You do a lot of guest-chef appearances. What do you do when you arrive at a new restaurant? “When I write the menu, two months ahead, I include main ingredients like abalone and lobster but, when I get there, I like to add local vegetables. If I go to the market and find interesting ingredients, I buy them even if it’s the first time I have used them.”
When did you know you wanted to be a chef? “When I was three years old. My maternal grandfather was a chef, but when I was young he was already retired. He lived in Tokyo and I lived in Osaka, so every summer holiday I would stay with him for about four weeks. I loved to visit him and we would go fishing and he would cook for me. He would take me to Tsukiji market, and buy ingredients and make Japanese cuisine. I loved this food so that’s why I decided to be a chef.”
What attracts you to Japanese cuisine? “I knew some basics because my mother taught Japanese cuisine for housewives and I helped her. I liked learning about Japan, Japanese culture, and cooking for me is an easy way to make people happy. My guests thank me every time and pay me money. It’s the best job!”
You studied English in Britain when you were 19. What was that like? “I lived in Eastbourne, near Brighton, for 10 months. Fortunately, my landlord was a chef so the food I ate wasn’t as bad as people say.

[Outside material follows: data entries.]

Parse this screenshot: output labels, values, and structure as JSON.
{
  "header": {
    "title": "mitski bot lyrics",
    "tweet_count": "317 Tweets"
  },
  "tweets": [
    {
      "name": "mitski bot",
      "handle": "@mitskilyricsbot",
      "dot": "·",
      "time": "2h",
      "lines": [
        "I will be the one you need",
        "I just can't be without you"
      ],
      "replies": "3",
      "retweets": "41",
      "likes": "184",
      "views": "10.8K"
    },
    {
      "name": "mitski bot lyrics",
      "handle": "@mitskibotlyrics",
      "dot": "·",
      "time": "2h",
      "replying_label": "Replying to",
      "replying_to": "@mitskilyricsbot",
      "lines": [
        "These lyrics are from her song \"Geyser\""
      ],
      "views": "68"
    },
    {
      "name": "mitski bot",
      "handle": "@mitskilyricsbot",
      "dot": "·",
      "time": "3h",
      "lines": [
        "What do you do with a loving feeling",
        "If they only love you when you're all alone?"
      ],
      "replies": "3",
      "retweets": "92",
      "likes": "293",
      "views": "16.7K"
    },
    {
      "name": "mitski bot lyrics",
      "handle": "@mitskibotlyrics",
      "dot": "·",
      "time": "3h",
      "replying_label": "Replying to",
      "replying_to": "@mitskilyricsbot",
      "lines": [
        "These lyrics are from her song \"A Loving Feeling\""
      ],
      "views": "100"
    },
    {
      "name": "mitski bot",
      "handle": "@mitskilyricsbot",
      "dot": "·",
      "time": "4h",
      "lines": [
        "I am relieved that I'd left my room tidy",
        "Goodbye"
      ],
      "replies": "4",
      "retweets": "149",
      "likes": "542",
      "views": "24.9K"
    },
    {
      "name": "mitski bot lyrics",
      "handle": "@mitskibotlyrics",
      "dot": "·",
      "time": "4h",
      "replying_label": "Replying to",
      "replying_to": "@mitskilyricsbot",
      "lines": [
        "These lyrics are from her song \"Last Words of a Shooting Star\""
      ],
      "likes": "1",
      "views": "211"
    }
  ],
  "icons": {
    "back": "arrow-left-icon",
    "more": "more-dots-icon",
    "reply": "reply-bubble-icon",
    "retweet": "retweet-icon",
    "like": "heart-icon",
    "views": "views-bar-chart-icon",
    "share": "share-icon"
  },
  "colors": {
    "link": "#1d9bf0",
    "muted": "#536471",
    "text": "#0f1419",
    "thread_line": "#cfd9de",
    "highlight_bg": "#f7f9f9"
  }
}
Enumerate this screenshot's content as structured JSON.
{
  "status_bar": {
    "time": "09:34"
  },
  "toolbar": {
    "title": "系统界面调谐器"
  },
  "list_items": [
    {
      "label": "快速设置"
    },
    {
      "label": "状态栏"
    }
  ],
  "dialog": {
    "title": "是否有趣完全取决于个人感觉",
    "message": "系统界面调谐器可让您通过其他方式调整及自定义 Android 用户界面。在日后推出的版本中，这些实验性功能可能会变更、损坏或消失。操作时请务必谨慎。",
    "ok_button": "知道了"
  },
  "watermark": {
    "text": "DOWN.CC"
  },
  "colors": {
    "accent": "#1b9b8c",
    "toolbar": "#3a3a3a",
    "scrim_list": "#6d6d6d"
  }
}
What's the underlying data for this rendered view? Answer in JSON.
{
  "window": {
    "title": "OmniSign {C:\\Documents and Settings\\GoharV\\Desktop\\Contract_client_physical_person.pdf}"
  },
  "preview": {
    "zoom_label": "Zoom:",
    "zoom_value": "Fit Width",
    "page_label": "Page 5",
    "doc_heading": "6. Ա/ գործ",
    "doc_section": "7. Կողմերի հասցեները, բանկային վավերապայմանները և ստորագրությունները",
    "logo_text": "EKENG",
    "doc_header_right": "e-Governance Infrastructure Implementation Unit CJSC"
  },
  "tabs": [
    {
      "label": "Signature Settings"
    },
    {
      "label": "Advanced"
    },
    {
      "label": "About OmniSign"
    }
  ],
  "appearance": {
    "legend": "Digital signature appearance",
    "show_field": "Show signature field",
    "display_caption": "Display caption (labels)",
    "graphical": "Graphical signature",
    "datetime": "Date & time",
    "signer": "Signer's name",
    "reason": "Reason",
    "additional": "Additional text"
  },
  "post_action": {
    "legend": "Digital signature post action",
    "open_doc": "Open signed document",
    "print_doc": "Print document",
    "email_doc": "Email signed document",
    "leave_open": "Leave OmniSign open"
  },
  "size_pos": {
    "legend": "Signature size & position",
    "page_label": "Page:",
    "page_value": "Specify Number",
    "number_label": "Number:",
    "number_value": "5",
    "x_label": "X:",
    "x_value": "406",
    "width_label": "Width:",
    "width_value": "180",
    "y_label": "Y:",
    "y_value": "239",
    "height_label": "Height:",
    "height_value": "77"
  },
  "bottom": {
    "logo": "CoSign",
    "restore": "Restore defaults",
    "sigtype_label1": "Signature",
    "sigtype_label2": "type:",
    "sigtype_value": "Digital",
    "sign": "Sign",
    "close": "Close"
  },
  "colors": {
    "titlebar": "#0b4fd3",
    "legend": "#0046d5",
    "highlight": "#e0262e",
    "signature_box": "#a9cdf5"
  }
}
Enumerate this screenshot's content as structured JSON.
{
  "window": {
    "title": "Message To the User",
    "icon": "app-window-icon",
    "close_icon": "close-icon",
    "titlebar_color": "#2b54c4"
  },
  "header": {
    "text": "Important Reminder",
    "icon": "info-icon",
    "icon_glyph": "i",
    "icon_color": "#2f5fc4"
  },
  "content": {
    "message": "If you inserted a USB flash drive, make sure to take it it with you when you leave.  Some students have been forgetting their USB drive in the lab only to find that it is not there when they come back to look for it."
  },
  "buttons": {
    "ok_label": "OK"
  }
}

“English families have the same menu every week. On Sundays he would make roast lamb and, with the leftovers, make shepherd’s pie on Mondays. Tuesdays he made teriyaki chicken – he got that recipe from a previous Japanese student. On Wednesdays the landlady went to bingo, so we had spaghetti bolognese. Thursday I can’t remember, but Friday was always fish and chips, and Saturdays I usually went to London with my friends.”
Describe Kyoto cuisine “Kyoto was the capital city, so many cultures were born there, and there are many ceremonies. The menu changes each month, based on ceremonies, ingredients and seasons. Nowadays, many young chefs forget this and guests don’t expect traditional, non-expensive ingredients.
“Every autumn I make steamed potato. One of my guests said: ‘I paid a lot of money. Why am I eating a potato?’ I want to keep the culture authentic even though my restaurant isn’t in Kyoto. Many rich people live in Ashiya [which is about 65km to the southwest of Kyoto], and they know a lot about Japanese culture.”
What was your reaction when your restaurant was awarded two Michelin stars in 2010? “I was very surprised. So many of my guests and suppliers gave me flowers – my restaurant was filled with flowers. For Japanese chefs it’s not a goal to have Michelin stars. I care about my guests more. Even if I get three stars, if I don’t have guests in my restaurant, that’s a big problem. If my restaurant was in Tokyo or Kyoto, more foreigners would visit. What’s changed [after being awarded the stars] is that because I can speak English, I get invited overseas.”
How interested are the younger generation in cooking? “Few kids these days want to be chefs. It’s the same problem all over the world. It’s very difficult to find good chefs and service staff. Many Japanese chefs like me are scared about keeping our culture and passing techniques to the younger generation, so we started a project to teach Japanese cuisine in schools.
“After the second world war, the United States government stopped [Japanese] kids from starving by providing powdered milk and bread because the US wanted to sell flour to Japan. Now we are seeing people eat 50 per cent less rice than 50 years ago. If we lose rice, we lose the dishes that go with rice, and so we lose our culture. Kids don’t want to eat fish with bones, and would rather eat ramen or yakiniku. When I ask them what they know about Japanese food, they only answer sushi.
“I go to school kitchens and make Japanese cuisine and teach the staff how to cook nutritious food. The government helped us for five years and now the programme has been running for six. We have more than 60 chefs all over Japan taking part.”
Do your children cook? “My eldest children are girls aged 24 and 20, and the boy is 19 years old. They all know how to cook. The boy has a good sense and told me he wanted to be a pastry chef but now he’s in high school and, six months ago, he said he doesn’t want to be a chef any more.”
Kazuo Takagi recently presented his dishes at Whisk, in the Mira Hong Kong.